>> is different from broadcasting. Forget about good
>> citizenship -- they may be willing but they must be
>> educated first.
>Educated by whom?
>It seems to me that this education is one of the services that small
>ISPs ought to expect of their national service providers.
Huh? Where did you see "education" in terms of service contracts?
If a person goes in the business it is assumed that (s)he knows
the profession. It is certainly not the case for many US-based Internet
The problem is that even a tiniest service provider doing BGP with
some bigger provider can kill most of the Internet by injecting
a single bogus route. (I expect to hear more "RS will fix everything"
speech at this point. Relax. It is not here yet; and we had occasions
when bogus routes were killing ANS connectivity per-network filtering
notwithstanding. There are bugs and interesting incompatibilities :).
Such service provider doing multi-homed trick is simply a walking
disaster. That's why we're making sure all parties involved understand
the routing policy, safe networking practices, etc before we enable
>Conversely, it seems that the rest of the community ought to expect
>that national service providers will be responsible for educating
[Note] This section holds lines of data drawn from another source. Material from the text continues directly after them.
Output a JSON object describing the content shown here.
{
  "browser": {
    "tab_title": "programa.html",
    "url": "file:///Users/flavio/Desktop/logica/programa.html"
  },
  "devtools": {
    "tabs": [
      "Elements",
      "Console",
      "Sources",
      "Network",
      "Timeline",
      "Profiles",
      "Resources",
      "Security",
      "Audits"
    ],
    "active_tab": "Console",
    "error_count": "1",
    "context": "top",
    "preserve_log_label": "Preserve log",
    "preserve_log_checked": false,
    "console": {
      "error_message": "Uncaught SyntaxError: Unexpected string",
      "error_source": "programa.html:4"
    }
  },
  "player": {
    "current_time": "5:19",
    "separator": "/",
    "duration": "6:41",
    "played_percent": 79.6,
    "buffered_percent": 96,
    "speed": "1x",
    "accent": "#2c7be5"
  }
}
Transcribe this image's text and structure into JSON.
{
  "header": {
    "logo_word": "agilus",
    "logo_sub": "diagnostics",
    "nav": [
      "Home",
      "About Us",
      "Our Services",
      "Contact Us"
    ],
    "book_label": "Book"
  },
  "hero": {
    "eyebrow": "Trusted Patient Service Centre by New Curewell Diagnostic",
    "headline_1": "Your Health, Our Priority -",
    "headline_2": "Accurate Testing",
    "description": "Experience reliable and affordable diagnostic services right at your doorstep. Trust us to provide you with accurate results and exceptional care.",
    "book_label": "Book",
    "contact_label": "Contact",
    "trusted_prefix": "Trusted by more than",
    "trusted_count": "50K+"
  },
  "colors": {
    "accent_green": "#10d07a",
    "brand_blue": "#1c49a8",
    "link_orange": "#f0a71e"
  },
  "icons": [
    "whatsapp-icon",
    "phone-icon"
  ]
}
>their customers, (e.g., ISPs).
Sounds kind of over-expectant. Considering that even large service
providers have real bad problems with finding engineers who know
what they are doing.
The best we can do is to limit the damage by doing fascistic filtering,
and work with those ISPs who want to listen and really want to learn.
Others will be out of business earlier or later anyway.
Fascistic filtering breaks connectivity.
So you trade a *risk* of broken connectivity for KNOWN broken connectivity?
Sounds like a poor trade to me, and one which, undertaken consciously and
with knowledge of the repercussions, leaves you with being less than a full
Internet connectivity provider.
After all, if you're filtering perfectly valid announcements then you are,
by definition, not providing connectivity to the "whole Internet" to the
best of your ability, are you?
The *better* path is to fix problems when they arise, and to drop peers if
necessary until the problem site(s) become educated and/or fix the bad
announcements being made to them.
Is this a big job, and one which requires technical folks that know what
they're doing -- on the job all the time?
That's a cost of doing business in this game.
The RS doesn't *fix* this per-se, but it does certainly give you fair
warning of someone doing something known to be silly (like announcing a
path which you know is authoritatively yours).